Search the listing below for the string "JSON", then copy every line it appears in.
(Beginning of EXTRACTED ENTRIES)
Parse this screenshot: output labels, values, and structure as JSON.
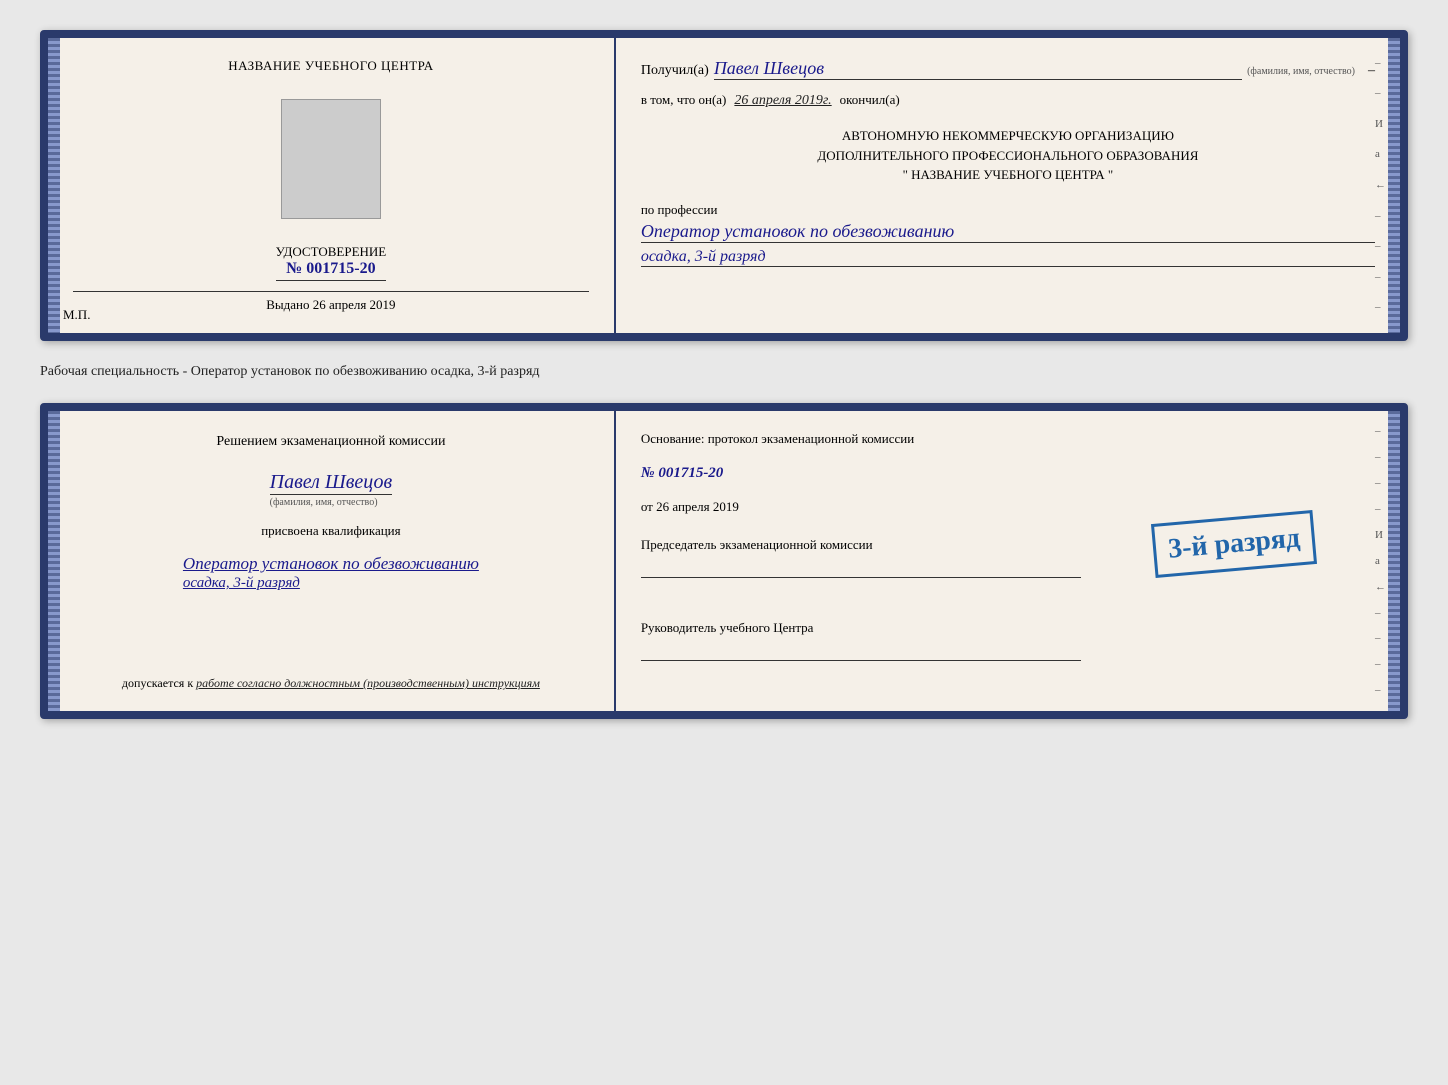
{
  "page": {
    "background": "#e8e8e8"
  },
  "top_document": {
    "left": {
      "title": "НАЗВАНИЕ УЧЕБНОГО ЦЕНТРА",
      "cert_label": "УДОСТОВЕРЕНИЕ",
      "cert_number_prefix": "№",
      "cert_number": "001715-20",
      "issued_label": "Выдано",
      "issued_date": "26 апреля 2019",
      "mp_label": "М.П."
    },
    "right": {
      "received_label": "Получил(а)",
      "recipient_name": "Павел Швецов",
      "fio_label": "(фамилия, имя, отчество)",
      "dash": "–",
      "in_that_label": "в том, что он(а)",
      "completion_date": "26 апреля 2019г.",
      "finished_label": "окончил(а)",
      "org_line1": "АВТОНОМНУЮ НЕКОММЕРЧЕСКУЮ ОРГАНИЗАЦИЮ",
      "org_line2": "ДОПОЛНИТЕЛЬНОГО ПРОФЕССИОНАЛЬНОГО ОБРАЗОВАНИЯ",
      "org_line3": "\"   НАЗВАНИЕ УЧЕБНОГО ЦЕНТРА   \"",
      "profession_label": "по профессии",
      "profession_line1": "Оператор установок по обезвоживанию",
      "profession_line2": "осадка, 3-й разряд"
    }
  },
  "separator": {
    "text": "Рабочая специальность - Оператор установок по обезвоживанию осадка, 3-й разряд"
  },
  "bottom_document": {
    "left": {
      "decision_label": "Решением экзаменационной комиссии",
      "person_name": "Павел Швецов",
      "fio_label": "(фамилия, имя, отчество)",
      "assigned_label": "присвоена квалификация",
      "qualification_line1": "Оператор установок по обезвоживанию",
      "qualification_line2": "осадка, 3-й разряд",
      "admitted_label": "допускается к",
      "admitted_text": "работе согласно должностным (производственным) инструкциям"
    },
    "right": {
      "basis_label": "Основание: протокол экзаменационной комиссии",
      "protocol_prefix": "№",
      "protocol_number": "001715-20",
      "date_prefix": "от",
      "protocol_date": "26 апреля 2019",
      "chairman_label": "Председатель экзаменационной комиссии",
      "stamp_text": "3-й разряд",
      "director_label": "Руководитель учебного Центра"
    }
  },
  "right_edge_marks": [
    "-",
    "-",
    "И",
    "a",
    "←",
    "-",
    "-",
    "-",
    "-"
  ]
}
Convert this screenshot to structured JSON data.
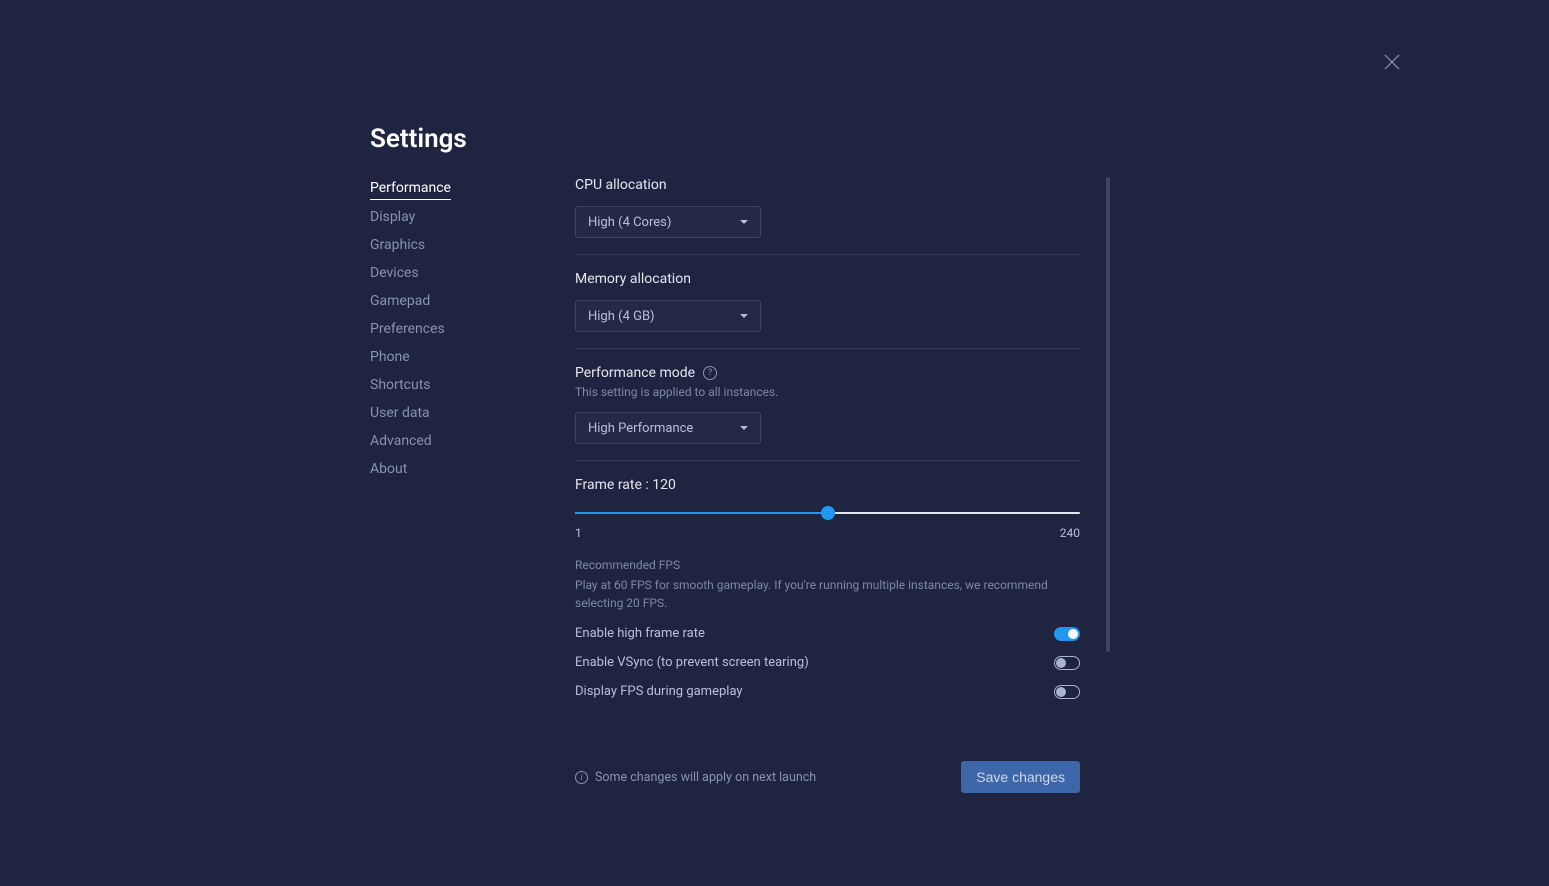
{
  "title": "Settings",
  "sidebar": {
    "items": [
      {
        "label": "Performance",
        "active": true
      },
      {
        "label": "Display",
        "active": false
      },
      {
        "label": "Graphics",
        "active": false
      },
      {
        "label": "Devices",
        "active": false
      },
      {
        "label": "Gamepad",
        "active": false
      },
      {
        "label": "Preferences",
        "active": false
      },
      {
        "label": "Phone",
        "active": false
      },
      {
        "label": "Shortcuts",
        "active": false
      },
      {
        "label": "User data",
        "active": false
      },
      {
        "label": "Advanced",
        "active": false
      },
      {
        "label": "About",
        "active": false
      }
    ]
  },
  "cpu": {
    "label": "CPU allocation",
    "value": "High (4 Cores)"
  },
  "memory": {
    "label": "Memory allocation",
    "value": "High (4 GB)"
  },
  "perfmode": {
    "label": "Performance mode",
    "sublabel": "This setting is applied to all instances.",
    "value": "High Performance"
  },
  "framerate": {
    "label_prefix": "Frame rate : ",
    "value": "120",
    "min": "1",
    "max": "240",
    "rec_title": "Recommended FPS",
    "rec_body": "Play at 60 FPS for smooth gameplay. If you're running multiple instances, we recommend selecting 20 FPS."
  },
  "toggles": {
    "highfps": {
      "label": "Enable high frame rate",
      "on": true
    },
    "vsync": {
      "label": "Enable VSync (to prevent screen tearing)",
      "on": false
    },
    "showfps": {
      "label": "Display FPS during gameplay",
      "on": false
    }
  },
  "footer": {
    "note": "Some changes will apply on next launch",
    "save": "Save changes"
  }
}
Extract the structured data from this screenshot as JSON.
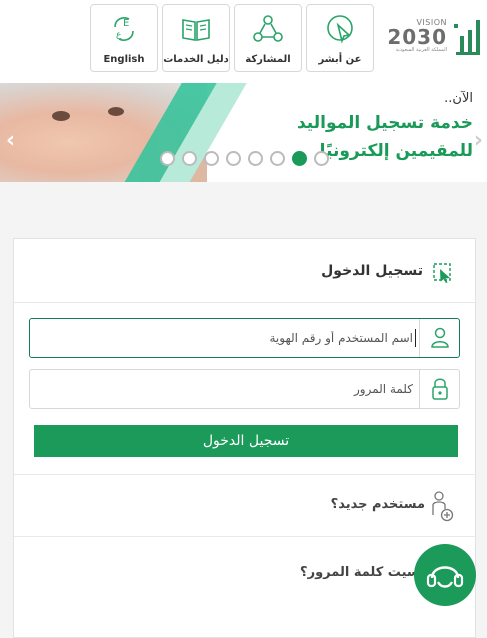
{
  "header": {
    "vision_label": "VISION",
    "vision_year": "2030",
    "vision_sub": "المملكة العربية السعودية",
    "nav": [
      {
        "label": "English",
        "icon": "language-icon"
      },
      {
        "label": "دليل الخدمات",
        "icon": "book-icon"
      },
      {
        "label": "المشاركة",
        "icon": "share-network-icon"
      },
      {
        "label": "عن أبشر",
        "icon": "cursor-click-icon"
      }
    ]
  },
  "banner": {
    "now_text": "الآن..",
    "line1": "خدمة تسجيل المواليد",
    "line2": "للمقيمين إلكترونيًا",
    "slides": 8,
    "active_slide": 6
  },
  "login": {
    "title": "تسجيل الدخول",
    "username_placeholder": "اسم المستخدم أو رقم الهوية",
    "password_placeholder": "كلمة المرور",
    "submit_label": "تسجيل الدخول",
    "new_user": "مستخدم جديد؟",
    "forgot_password": "نسيت كلمة المرور؟"
  },
  "colors": {
    "brand_green": "#1b9a5a",
    "accent_teal": "#39c39c"
  }
}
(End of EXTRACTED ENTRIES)
__REPLY TO THE EXERCISE__:
Parse this screenshot: output labels, values, and structure as JSON.
Convert this screenshot to structured JSON data.
Extract the structured data from this screenshot as JSON.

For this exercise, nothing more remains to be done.